When he moved to the United States from El Salvador in 2002, CDI Scholar Francisco Barrera (CDI class of 2007) faced a difficult transition. As a native Spanish speaker, he often found himself struggling to understand his teachers at Wheaton High School. In his own words, he felt “intimidated and uncomfortable” whenever he was asked to solve problems on the board. His ESOL classes helped, but outside of the classroom, adjusting to life in his new, faster-paced country tested him. As a result, his grades suffered and he ended his freshman year in disappointing fashion.
At home, however, Francisco had a powerful ally in his mother, Rosa. She had been unable to complete her own schooling back home in El Salvador, but she knew the value of a solid education, and she worked long hours to give Francisco and his siblings every opportunity to study. She told them, “There are many paths you can take in life, but only educating yourself guarantees success.” Though his freshman year results had been discouraging, he took his mother’s words to heart.
With her encouragement, Francisco enrolled in Honors and AP courses during his sophomore year. He expected his grades to drop, but instead found that the more difficult classes actually stimulated him. Determined to succeed, he worked hard and his grades soon began to improve, and he became an Honor Roll student his final three years. At the same time, he participated in clubs like Wheaton Works and the Vietnamese Club, ran cross country and track, and joined the tennis team, where he worked his way to 2nd singles his senior year. Outside of school he volunteered at the Gilchrist Center for Cultural Diversity, serving 360 hours of community service as a mentor and translator for immigrant families.
But what Francisco wanted more than anything was to go to college. Through their excited interest, his science teachers had shown him how to love the subject, and now he wanted to do the same for others. Unfortunately, even with his excellent transcript, he didn’t know how to make that goal a reality. At CDI, Francisco learned how to prepare for the SAT, how to create a college list and apply to colleges, and how to get the most scholarships and financial aid. Thanks to the one-on-one mentoring he received from CDI counselors, Francisco was accepted at six colleges—Randolph Macon, St. Mary’s, University of Vermont, Dickinson, Hood, and Goucher—and was offered $162,000 in financial aid.
“CDI taught me that I had options,” he says. “I got a full ride at Goucher through its Educational Opportunity Program for minority students. Without CDI I would not have known about that program.”
Today, Francisco is one of CDI’s first seven college graduates. With a B.A. in Biology from Goucher College, he is fulfilling his dream, teaching 7th and 8th grade Science at Southwest Academy Magnet School in Baltimore County. Because of the support he received from his mother, he knows how important it is for adults to stress education, and he’s taking that message to the next generation. In the classroom, he challenges his students through hands-on activities that generate interest in the topic, as his teachers had once lit a spark in him. Taking a page out of the CDI playbook, he wants his students to make discoveries by themselves, knowing that in order for them to succeed they need to be fully invested in their own education—building a strong foundation, one brick at a time.

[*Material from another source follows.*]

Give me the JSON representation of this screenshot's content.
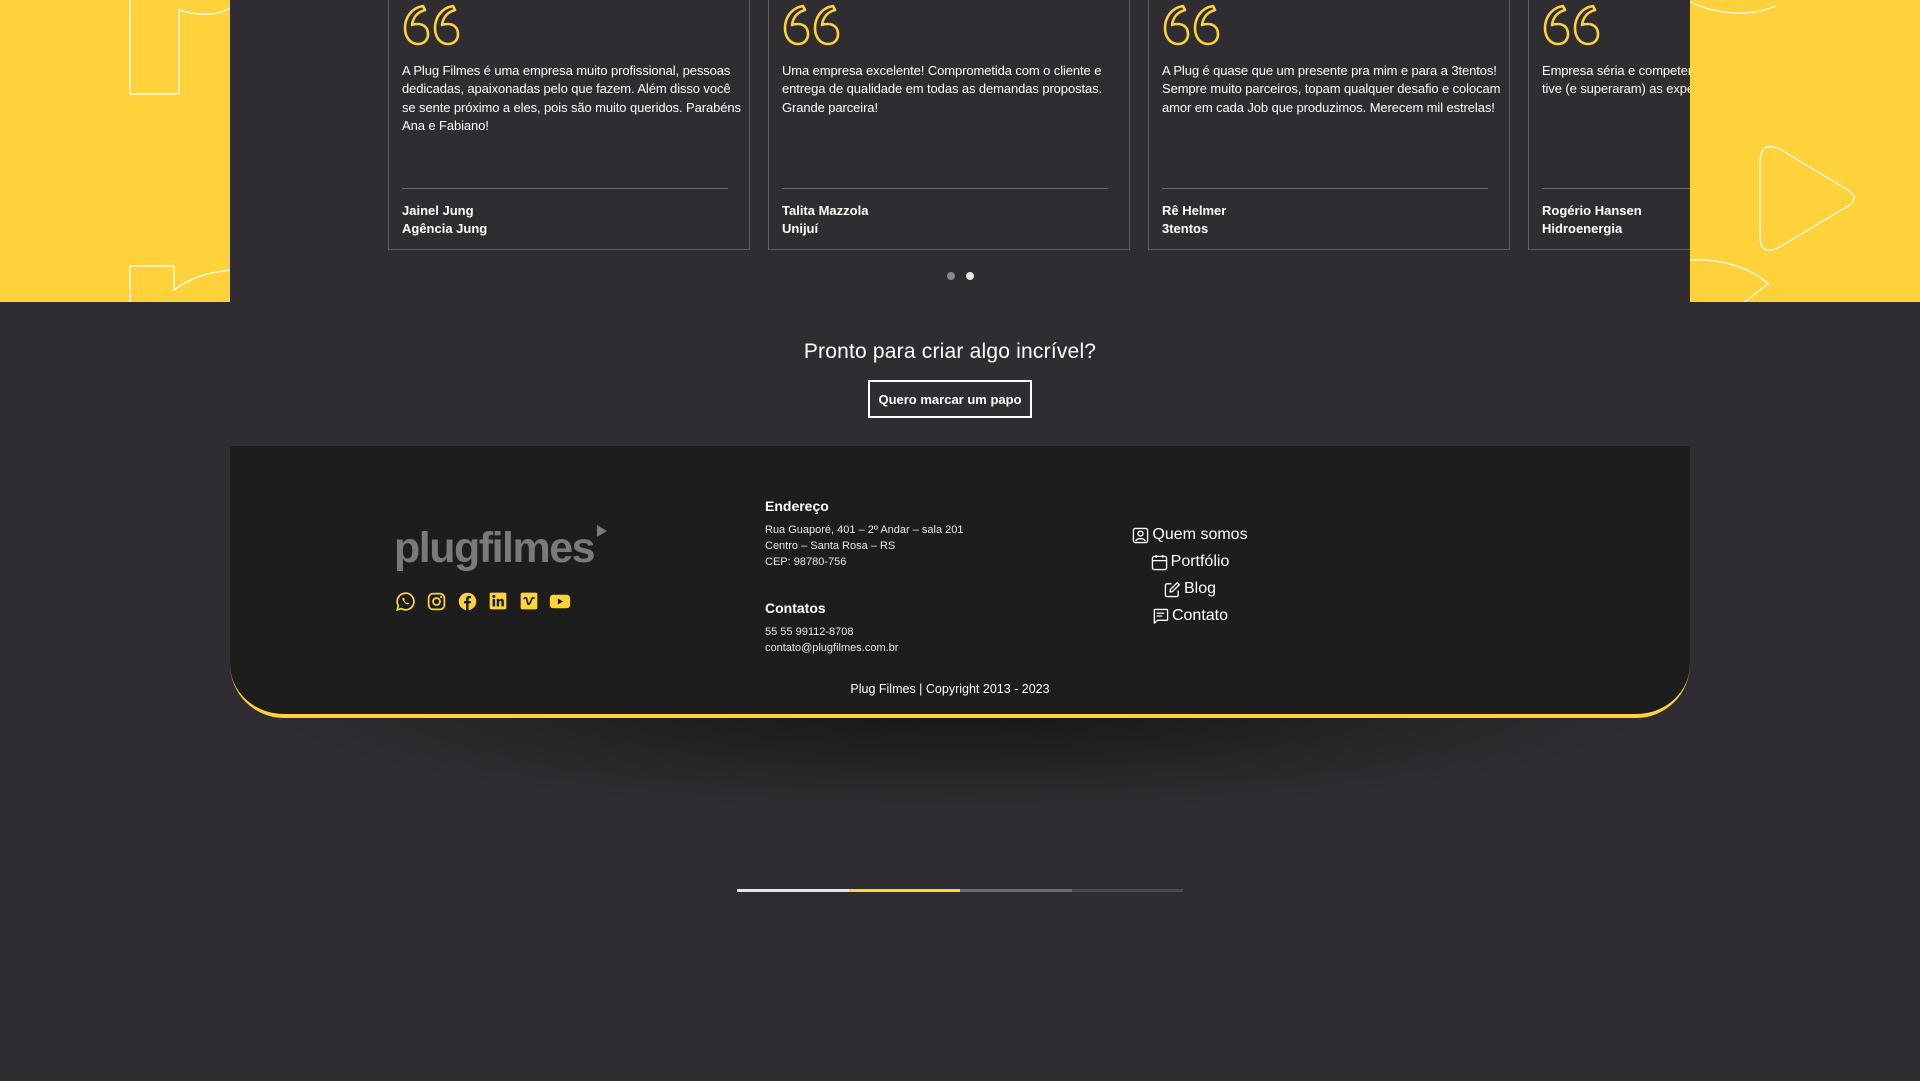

Just like Francisco.
A version of this post originally appeared in CDI’s Winter Newsletter.